The book has a few weaknesses. First, it is too long. On many instances, the narrative could be shorter and crisper. Sometimes, one gets a bit the feeling she wanted to make as much use of her interview material as possible. Secondly, and this may be related to the first point, the structure of the book is somewhat repetitive. A great part of chapters in the first part follows the same pattern: introducing a technie nerd, describing him (they are always “hims”) and his physical appearance and dress a bit, adding a few sprinkles about his private life (mostly on girl friends), and then delve into that part of the technical dissection of Stuxnet which this chapter is about– and this deep dive is then deep indeed.
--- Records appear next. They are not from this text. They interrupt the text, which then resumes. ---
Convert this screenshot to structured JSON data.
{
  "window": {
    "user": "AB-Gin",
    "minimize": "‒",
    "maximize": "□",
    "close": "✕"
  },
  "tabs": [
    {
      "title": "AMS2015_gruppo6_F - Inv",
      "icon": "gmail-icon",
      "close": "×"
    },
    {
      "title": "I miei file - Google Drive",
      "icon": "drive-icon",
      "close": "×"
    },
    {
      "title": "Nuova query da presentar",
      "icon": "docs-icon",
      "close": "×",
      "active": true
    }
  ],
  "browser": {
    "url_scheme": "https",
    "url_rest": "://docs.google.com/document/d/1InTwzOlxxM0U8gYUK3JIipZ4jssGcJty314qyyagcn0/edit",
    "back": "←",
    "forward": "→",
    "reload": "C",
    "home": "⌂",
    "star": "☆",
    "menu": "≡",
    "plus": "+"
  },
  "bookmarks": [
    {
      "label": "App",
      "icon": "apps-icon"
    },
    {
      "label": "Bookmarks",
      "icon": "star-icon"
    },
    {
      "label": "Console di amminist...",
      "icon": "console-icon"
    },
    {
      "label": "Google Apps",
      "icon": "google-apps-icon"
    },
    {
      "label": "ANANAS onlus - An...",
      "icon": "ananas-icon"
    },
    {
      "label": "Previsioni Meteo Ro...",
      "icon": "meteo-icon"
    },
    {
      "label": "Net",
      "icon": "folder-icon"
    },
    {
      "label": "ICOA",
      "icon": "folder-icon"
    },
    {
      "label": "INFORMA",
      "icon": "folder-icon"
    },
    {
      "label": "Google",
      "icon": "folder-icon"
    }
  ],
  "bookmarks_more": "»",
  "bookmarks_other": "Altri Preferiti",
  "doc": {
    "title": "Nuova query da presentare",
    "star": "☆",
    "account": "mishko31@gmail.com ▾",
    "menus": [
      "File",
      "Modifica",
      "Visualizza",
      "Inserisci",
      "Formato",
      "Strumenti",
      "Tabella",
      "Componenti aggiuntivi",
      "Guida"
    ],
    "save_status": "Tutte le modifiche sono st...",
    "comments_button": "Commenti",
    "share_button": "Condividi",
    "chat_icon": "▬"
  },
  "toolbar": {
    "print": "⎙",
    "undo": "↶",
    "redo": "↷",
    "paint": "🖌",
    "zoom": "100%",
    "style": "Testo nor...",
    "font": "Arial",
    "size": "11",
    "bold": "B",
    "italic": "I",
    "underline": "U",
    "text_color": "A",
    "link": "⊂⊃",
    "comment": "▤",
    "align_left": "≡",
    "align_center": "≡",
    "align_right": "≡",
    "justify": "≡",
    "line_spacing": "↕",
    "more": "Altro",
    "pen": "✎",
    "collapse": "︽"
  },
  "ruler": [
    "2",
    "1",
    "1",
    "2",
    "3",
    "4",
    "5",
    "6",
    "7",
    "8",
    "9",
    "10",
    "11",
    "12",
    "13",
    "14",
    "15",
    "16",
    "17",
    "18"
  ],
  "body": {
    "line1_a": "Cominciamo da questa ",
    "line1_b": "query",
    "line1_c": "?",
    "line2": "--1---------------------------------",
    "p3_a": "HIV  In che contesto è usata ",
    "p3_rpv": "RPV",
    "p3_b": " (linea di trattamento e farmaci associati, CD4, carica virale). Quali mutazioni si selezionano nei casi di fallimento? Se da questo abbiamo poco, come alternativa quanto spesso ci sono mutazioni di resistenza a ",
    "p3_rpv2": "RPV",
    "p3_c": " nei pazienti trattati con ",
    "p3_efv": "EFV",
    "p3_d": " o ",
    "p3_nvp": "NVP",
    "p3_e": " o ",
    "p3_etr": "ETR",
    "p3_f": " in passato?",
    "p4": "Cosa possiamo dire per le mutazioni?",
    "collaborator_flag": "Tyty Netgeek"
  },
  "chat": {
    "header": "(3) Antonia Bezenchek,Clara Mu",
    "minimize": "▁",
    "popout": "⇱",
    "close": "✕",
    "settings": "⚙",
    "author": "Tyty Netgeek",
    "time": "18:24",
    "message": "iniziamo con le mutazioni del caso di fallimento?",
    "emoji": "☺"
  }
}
This makes the reading attractive at the beginning, as it gives a very low entry barrier to the average reader, but it becomes somewhat tiring further down the road. These are weaknesses you can easily live with as a reader. A worthwhile, highly recommendable read in any case.
I somewhat sat on the fence to start with, erring on the side of caution that governments could create such things and the dangers they could unleash. As I read on though, I couldn't help but be impressed at the ingenuity that these people must have gone to. Iran seems to be perceived in the media as a hard done by nation that's always being picked on. However, if your nation is having to hide nuclear complexes from the IAEA, design them to make them missile proof or if you conveniently 'forget' you had specific centrifuges then you probably deserve all you get...
This book doesn't seem to be a negative take on the issue of cyber-weapons, and remains impartial and well balanced. It is all the better for it. It discusses the business of zero day exploits and how they are (may?) traded between persons and government, with many hacks being held back for whatever reasons.
Brinksmanship for a new age.
It is refreshing to discover that there are brilliant code writers at work, but also that the AV community did not flinch at putting themselves in harms way to make sure that their customesrs stayed free from these attacks.
Big Brother is without question here to stay.
Honestly if you've just heard of Stuxnet you really would want to read this: you'll be blown away by it (metaphorical joke there).
As a side-note, I felt that the documentary by Alex Gibney "Zero Days" has a lot of similarities with the book.